CAP for Shoplifting is a collaborative crime accountability program created by TPJ and NASP. It is based on the principle that cooperation between retailers, law enforcement and justice systems saves time and money while improving offender accountability and reducing recidivism. To foster accountability without requiring the involvement of law enforcement and the court system, CAP participants agree to pay restitution to the retailer, complete the NASP shoplifting prevention education course, and pay a program fee. CAP conserves valuable criminal justice resources for fighting more serious offenses, including organized retail crime, while ensuring shoplifters face immediate, consistent and proportionate consequences for their offenses.
“This recidivism study clearly showcases the value of the education programs that make NASP the gold standard in shoplifting prevention education, which is why we’ve partnered with NASP to offer CAP,” said Lohra Miller, Turning Point Justice chief executive officer. “When offenders are held accountable the first time they steal, communities can help ensure that petty crimes like shoplifting do not spiral into bigger problems. Effectively teaching shoplifters that stealing is not tolerated helps everyone, including retailers, communities, and the offenders.”
About Turning Point Justice
Turning Point Justice (TPJ) is a rapidly growing cloud technology company that assists victims of crime, communities and law enforcement agencies in working together to improve accountability for offenders and outcomes for victims. Designed by criminal justice professionals, TPJ Cloud Justice solutions ensure integrity and compliance from apprehension to offender accountability and community support. Turning Point Justice serves the retail industry in partnership with the National Association of Shoplifting Prevention through CAP for Shoplifting, which saves time and budget for law enforcement, ensures consistent restitution and legal compliance for retailers, and provides first-time shoplifters with education that enables offenders to avoid a criminal record and remain positive members of their communities. Visit us at www.turningpointjustice.com to learn more.
The National Association for Shoplifting Prevention (NASP) is a private non-profit tax-exempt 501(c)(3) organization that specializes in working with consumers, teens and children who have shoplifted. NASP conducts research and offers education, prevention and rehabilitation programs, in addition to self-help and support services for people caught shoplifting. NASP's unparalleled shoplifter research and ongoing collaboration with community stakeholders - from crime prevention, to law enforcement, to retailers, to criminal and juvenile justice - has been the basis for its organizational activities and the foundation for its programs and services. NASP’s core programs, the Shoplifters Alternative Course (SA Course) for adults and the Youth Educational Shoplifting Program (Y.E.S. Program) for juveniles are evidence-based and have been approved by thousands of criminal justice professionals and utilized in more than 2,000 jurisdictions across the United States.

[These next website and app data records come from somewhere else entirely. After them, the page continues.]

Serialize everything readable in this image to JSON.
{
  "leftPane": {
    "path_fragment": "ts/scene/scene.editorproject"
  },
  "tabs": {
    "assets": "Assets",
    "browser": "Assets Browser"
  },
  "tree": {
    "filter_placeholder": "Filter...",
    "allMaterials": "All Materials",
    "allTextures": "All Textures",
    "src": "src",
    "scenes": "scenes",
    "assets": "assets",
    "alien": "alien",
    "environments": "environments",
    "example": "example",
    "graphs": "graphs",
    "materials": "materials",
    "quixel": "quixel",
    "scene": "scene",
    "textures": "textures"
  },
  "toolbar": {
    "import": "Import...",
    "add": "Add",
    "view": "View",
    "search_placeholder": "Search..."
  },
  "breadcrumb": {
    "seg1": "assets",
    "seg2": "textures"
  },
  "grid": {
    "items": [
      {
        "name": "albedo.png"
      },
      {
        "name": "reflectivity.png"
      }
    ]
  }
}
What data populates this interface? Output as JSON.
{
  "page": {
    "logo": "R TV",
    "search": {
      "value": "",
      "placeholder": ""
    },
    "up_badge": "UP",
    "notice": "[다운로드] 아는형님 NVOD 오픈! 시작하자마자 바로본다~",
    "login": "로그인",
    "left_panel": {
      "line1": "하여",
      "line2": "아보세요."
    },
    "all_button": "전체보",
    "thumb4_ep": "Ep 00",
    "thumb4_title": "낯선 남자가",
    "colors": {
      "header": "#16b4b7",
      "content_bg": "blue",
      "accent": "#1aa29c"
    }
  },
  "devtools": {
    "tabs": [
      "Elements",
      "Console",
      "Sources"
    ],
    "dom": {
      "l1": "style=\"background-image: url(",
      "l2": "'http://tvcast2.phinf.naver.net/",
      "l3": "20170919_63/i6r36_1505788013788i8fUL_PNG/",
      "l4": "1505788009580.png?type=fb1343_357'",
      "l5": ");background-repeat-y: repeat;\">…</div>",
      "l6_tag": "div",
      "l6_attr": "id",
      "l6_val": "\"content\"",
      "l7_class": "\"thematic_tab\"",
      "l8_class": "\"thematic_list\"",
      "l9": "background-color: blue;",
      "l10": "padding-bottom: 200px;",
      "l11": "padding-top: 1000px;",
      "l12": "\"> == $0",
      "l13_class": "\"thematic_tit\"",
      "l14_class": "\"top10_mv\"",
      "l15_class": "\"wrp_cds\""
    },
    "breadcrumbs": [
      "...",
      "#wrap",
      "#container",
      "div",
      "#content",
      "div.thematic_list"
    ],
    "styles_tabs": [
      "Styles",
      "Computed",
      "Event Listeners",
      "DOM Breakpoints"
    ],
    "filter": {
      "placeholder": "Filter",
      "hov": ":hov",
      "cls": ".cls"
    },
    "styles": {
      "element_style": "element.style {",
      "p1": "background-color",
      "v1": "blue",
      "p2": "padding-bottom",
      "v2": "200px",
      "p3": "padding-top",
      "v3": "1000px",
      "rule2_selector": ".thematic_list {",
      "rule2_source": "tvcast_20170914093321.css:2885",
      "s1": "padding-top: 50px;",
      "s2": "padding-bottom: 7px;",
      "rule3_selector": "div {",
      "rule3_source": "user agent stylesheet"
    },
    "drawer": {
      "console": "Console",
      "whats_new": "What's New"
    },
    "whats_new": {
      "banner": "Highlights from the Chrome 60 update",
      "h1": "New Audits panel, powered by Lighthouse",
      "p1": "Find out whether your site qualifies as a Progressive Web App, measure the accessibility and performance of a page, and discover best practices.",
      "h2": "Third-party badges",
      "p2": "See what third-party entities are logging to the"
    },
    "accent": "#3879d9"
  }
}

NASP programs continue to deliver the lowest court-reported recidivism rates of 2.9% nationwide. To learn more about NASP, visit http://www.shopliftingprevention.org.